The Kansas City, Missouri, company said in a statement Sunday that it has notified rival bidder Canadian National that it intends to terminate a merger agreement and make a deal with Canadian Pacific.
But it’s not final yet. Canadian National still has five business days to negotiate amendments to its offer, and the Kansas City Southern board could determine that a revised CN offer is better.
In its own statement, Canadian National said it’s evaluating its options. “CN will make carefully considered decisions in the interests of all CN shareholders and stakeholders and in line with our strategic priorities,” the railroad said.
Under the Canadian Pacific offer, each share of Kansas City Southern common stock would be exchanged for 2.884 CP shares and $90 in cash.
“We are pleased to reach this important milestone and again pursue this once-in-a-lifetime partnership,” said Canadian Pacific President and CEO Keith Creel.
Canadian National’s bid was $33.6 billion, but regulators rejected a key part of the offer last month.
The Surface Transportation Board said Canadian National won’t be able to use a voting trust to acquire Kansas City Southern and then hold the railroad during the board’s lengthy review of the overall deal.
In contrast, regulators have already approved Canadian Pacific’s use of a voting trust because there are fewer competitive concerns about combining Canadian Pacific and Kansas City Southern.
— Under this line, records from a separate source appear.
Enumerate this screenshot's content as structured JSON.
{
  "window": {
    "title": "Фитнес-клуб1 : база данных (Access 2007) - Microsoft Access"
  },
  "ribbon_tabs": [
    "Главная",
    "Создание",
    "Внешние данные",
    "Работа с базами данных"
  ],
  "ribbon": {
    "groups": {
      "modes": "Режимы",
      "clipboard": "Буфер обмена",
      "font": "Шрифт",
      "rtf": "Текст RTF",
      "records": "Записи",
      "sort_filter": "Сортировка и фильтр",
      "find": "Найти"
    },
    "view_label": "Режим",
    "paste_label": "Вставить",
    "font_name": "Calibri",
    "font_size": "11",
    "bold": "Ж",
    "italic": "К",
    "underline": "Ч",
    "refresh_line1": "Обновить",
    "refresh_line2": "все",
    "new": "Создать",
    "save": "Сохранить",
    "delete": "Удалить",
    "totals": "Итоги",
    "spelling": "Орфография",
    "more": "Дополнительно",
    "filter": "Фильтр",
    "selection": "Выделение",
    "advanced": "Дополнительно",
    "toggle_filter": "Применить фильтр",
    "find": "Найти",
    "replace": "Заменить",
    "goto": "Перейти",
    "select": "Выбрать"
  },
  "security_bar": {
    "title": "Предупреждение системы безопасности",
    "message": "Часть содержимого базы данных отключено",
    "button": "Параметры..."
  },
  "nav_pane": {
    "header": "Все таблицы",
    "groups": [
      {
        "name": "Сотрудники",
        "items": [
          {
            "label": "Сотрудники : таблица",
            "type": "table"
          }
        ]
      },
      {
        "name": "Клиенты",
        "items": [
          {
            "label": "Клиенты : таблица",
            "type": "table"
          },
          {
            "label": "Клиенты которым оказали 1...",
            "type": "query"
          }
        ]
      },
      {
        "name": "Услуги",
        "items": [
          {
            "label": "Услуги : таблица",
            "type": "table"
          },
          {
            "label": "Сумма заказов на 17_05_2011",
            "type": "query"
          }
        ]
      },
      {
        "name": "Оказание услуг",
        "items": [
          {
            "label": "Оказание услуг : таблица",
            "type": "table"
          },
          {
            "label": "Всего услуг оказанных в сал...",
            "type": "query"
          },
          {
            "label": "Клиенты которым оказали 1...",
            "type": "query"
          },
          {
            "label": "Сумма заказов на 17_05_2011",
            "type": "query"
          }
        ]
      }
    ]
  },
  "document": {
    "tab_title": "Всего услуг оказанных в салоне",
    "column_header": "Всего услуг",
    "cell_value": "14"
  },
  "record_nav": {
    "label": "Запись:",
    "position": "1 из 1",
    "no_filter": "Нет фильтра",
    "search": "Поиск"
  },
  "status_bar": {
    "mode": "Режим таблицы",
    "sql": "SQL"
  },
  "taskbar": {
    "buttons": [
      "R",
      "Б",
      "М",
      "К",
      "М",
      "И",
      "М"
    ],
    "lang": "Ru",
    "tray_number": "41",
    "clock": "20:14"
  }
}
Canadian Pacific set a deadline of Sunday for its offer. Both Canadian bids include a mix of cash and stock and the assumption of about $3.8 billion in Kansas City Southern debt.
It’s not yet clear whether Canadian National has any appetite to increase its bid because it is facing pressure from a major shareholder to abandon the deal. London-based investment firm TCI Fund — which owns about 5% of CN’s stock — maintains that CN should overhaul its board, get a new CEO and refocus its efforts on improving its own operations.
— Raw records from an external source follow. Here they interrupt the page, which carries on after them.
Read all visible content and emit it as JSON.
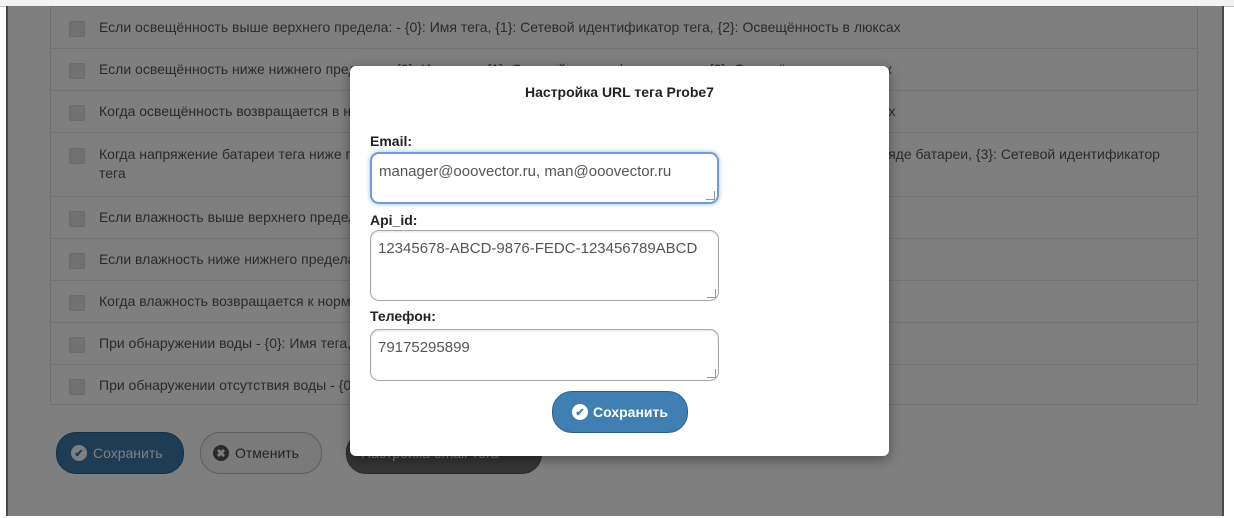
{
  "rules": [
    "Если освещённость выше верхнего предела: - {0}: Имя тега, {1}: Сетевой идентификатор тега, {2}: Освещённость в люксах",
    "Если освещённость ниже нижнего предела: - {0}: Имя тега, {1}: Сетевой идентификатор тега, {2}: Освещённость в люксах",
    "Когда освещённость возвращается в норму: - {0}: Имя тега, {1}: Сетевой идентификатор тега, {2}: Освещённость в люксах",
    "Когда напряжение батареи тега ниже порога: - {0}: Имя тега, {1}: Напряжение батареи, {2}: Порог предупреждения о разряде батареи, {3}: Сетевой идентификатор тега",
    "Если влажность выше верхнего предела: - {0}: Имя тега, {1}: Влажность, {2}: Сетевой идентификатор тега",
    "Если влажность ниже нижнего предела: - {0}: Имя тега, {1}: Влажность, {2}: Сетевой идентификатор тега",
    "Когда влажность возвращается к норме: - {0}: Имя тега, {1}: Влажность, {2}: Сетевой идентификатор тега",
    "При обнаружении воды - {0}: Имя тега, {1}: Сетевой идентификатор тега",
    "При обнаружении отсутствия воды - {0}: Имя тега, {1}: Сетевой идентификатор тега, {2}: Время обнаружения"
  ],
  "footer": {
    "save_label": "Сохранить",
    "cancel_label": "Отменить",
    "email_settings_label": "Настройка email-тега"
  },
  "modal": {
    "title": "Настройка URL тега Probe7",
    "email_label": "Email:",
    "email_value": "manager@ooovector.ru, man@ooovector.ru",
    "api_label": "Api_id:",
    "api_value": "12345678-ABCD-9876-FEDC-123456789ABCD",
    "phone_label": "Телефон:",
    "phone_value": "79175295899",
    "save_label": "Сохранить"
  },
  "icons": {
    "check": "check-circle-icon",
    "cancel": "x-circle-icon"
  },
  "colors": {
    "primary_button": "#3f7fb3",
    "focus_border": "#6e9ed6",
    "overlay": "rgba(0,0,0,0.5)"
  }
}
For more than two decades the railroad industry has been stable, with two railroads in the Western United States — BNSF and Union Pacific — two in the Eastern United States — CSX and Norfolk Southern — Kansas City Southern in the Midwest and the two Canadian railroads that serve part of the United States. Regulators have said that any merger involving two of the largest railroads generally needs to enhance competition and service the public interest to get approved.